Improved REST support
Representational State Transfer (better known as REST) is an architectural style which makes uses a combination of HTTP URLs and HTTP verbs to provide a simple, lightweight, service interface. In Oracle Service Bus we now provide full support for exposing your proxy services as REST services and communicating with REST business services. Within a proxy service message flow you can now get easy access to a number of key pieces of information via the inbound and outbound context variables: the HTTP verb (transport/request/http:http-method); the HTTP query string (transport/request/http:query-string) and the relative URI (transport/request/http:relative-URI). When invoking a business service, you can now specify any one of the standard HTTP verbs: POST, PUT, HEAD, GET, DELETE or even specify your own custom verbs if you so wish. Find out more in the HTTP transport section.
As well as the Oracle re-branding, one of the new improvements in the IDE is the addition of a Resource Summary which gives you a summary of the resources in your Oracle Service Bus configuration in the same way as the Resources view does through the Oracle Service Bus console. This is a particularly useful view if you have multiple projects deployed on a single Oracle Service Bus instance.
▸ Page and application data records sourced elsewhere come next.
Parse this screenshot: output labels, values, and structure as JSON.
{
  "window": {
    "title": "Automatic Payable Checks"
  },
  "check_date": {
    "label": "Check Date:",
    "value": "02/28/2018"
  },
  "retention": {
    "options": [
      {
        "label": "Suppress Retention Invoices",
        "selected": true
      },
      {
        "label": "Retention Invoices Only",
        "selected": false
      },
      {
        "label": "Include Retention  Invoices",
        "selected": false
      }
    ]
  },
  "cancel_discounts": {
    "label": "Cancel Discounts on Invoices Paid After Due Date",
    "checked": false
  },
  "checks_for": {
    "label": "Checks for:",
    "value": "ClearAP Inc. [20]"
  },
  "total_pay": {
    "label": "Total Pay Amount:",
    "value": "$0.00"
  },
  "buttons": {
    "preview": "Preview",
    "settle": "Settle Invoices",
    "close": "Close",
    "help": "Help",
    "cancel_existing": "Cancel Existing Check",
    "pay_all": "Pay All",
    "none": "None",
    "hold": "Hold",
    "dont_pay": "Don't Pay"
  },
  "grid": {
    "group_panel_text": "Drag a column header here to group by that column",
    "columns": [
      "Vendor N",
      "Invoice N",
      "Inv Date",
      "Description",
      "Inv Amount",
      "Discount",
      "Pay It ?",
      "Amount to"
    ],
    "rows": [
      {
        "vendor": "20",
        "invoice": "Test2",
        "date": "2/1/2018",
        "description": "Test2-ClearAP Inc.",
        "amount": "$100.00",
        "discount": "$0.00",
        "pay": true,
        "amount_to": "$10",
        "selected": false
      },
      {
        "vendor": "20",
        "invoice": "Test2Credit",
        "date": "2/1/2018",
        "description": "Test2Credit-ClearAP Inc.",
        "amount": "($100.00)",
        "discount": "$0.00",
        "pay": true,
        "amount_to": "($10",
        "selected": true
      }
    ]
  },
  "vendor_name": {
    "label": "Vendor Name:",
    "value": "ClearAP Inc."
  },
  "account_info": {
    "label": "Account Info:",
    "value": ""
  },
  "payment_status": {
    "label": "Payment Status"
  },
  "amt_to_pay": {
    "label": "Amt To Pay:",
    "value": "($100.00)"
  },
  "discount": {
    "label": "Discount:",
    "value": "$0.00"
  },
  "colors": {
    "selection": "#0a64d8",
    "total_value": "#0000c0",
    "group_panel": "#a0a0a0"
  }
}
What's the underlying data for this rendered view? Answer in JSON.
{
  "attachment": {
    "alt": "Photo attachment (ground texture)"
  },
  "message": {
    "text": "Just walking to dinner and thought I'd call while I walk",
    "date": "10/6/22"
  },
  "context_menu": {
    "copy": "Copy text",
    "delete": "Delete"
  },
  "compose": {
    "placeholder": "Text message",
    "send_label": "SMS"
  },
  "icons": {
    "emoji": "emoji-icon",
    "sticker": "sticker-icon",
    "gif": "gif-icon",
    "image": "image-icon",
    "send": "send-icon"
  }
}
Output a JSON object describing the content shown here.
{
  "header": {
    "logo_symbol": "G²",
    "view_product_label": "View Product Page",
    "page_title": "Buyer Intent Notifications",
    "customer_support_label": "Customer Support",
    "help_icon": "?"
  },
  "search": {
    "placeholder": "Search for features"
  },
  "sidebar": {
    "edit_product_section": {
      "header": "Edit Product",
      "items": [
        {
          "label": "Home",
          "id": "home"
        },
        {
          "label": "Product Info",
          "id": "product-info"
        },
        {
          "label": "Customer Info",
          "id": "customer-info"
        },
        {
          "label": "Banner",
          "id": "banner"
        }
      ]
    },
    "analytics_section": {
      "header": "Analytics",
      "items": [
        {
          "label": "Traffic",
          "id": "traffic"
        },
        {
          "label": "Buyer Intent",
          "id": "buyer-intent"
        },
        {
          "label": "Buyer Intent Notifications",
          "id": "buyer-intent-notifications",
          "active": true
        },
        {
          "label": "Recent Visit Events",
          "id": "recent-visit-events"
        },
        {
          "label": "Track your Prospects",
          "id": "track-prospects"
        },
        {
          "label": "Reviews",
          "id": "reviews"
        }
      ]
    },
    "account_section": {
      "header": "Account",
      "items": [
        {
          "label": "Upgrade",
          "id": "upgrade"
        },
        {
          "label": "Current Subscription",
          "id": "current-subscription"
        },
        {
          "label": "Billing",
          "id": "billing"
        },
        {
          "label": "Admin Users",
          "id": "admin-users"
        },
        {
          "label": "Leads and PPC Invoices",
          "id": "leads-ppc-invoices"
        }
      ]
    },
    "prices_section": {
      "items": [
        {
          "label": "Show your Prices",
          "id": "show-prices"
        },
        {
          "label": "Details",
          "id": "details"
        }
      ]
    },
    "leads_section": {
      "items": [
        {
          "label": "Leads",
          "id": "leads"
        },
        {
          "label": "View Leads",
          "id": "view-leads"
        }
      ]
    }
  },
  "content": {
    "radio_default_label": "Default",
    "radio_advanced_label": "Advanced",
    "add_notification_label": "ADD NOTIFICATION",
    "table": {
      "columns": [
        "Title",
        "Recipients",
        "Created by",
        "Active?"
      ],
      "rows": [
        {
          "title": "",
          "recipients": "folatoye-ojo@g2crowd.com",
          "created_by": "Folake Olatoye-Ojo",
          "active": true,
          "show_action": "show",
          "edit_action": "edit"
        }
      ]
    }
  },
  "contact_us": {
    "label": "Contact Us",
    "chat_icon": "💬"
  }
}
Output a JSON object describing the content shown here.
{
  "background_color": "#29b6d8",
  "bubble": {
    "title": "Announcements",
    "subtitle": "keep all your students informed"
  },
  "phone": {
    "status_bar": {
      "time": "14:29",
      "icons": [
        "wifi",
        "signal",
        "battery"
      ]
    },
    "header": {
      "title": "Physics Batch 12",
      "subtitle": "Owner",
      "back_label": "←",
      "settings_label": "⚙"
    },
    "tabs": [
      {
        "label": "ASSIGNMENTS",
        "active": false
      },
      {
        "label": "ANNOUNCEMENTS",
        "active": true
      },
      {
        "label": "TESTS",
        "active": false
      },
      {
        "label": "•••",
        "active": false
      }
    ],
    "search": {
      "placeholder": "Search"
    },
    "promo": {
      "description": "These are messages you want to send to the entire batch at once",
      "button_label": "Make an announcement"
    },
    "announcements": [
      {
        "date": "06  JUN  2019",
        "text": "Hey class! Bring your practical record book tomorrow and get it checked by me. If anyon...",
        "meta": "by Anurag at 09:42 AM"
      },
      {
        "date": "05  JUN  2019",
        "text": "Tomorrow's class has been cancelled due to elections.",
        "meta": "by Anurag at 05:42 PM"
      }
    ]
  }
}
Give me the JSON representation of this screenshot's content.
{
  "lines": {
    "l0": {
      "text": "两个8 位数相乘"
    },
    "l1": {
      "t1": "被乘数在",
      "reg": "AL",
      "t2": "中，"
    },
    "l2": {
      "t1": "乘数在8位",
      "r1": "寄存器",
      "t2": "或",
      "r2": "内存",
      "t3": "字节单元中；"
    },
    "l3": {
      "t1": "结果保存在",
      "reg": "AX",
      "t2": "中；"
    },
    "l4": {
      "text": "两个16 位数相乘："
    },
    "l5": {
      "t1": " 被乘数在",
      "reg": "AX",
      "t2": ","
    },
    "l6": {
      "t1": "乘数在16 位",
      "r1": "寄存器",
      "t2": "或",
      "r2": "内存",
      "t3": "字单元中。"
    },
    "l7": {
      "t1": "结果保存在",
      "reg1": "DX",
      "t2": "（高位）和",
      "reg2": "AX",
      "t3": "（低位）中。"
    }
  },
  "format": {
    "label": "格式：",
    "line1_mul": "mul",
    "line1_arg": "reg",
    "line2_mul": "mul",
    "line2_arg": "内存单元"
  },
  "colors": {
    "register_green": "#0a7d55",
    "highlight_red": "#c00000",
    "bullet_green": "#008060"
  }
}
In the last version of Oracle Service Bus we introduced the Split-Join capability to allow you to break an incoming message up into a number of parts and perform mediation logic on them in parallel. Within these parallel flows we have now added the ability to perform Java callouts for custom validation, transformation, logging, etc. We have also added the ability to log data at a specified severity to the server log file and the ability to invoke one Split-Join from another Split-Join using a high performance mechanism. Read more here.
Interoperability with Oracle Web Services Manager
Oracle Service Bus allows you to apply security policies to service hosted on the bus, whereas Oracle Web Services Manager allows you to apply security policies to services wherever they are hosted. This release sees support for Oracle Web Services Manager and Oracle Service Bus working in conjunction. The common use cases see Oracle Web Services Manager acting as a gateway for either perimeter security, or identity propagation and acting as a client performing message protection or authentication. These use cases are described in the Securing Oracle Service Bus with Oracle Web Services Manager chapter of the Security topic.
In earlier versions we had support for streaming the payload of a message, but now we have added support for streaming attachments to disk. This allows you to process messages with large attachments efficiently. Find out more here.
JCA Adapter Framework
Addition of the JCA adapter framework is an important, but currently invisible to the user, addition to the product. This will allow us to support the same JCA adapters as in BPEL Process Manager. Over the next few months we are looking to certify a few key ones of these against Oracle Service Bus:
- Oracle AQ
- Oracle E-Business Suite
- JD Edwards
And eventually we will move towards supporting the same set as in BPEL Process Manager - incredibly useful additions to the product.
Congratulations to the development team and project management team on getting this completed in less than 4 month since the Oracle-BEA acquisition. Expect to see some more detailed posts on some of these aspects in the coming months.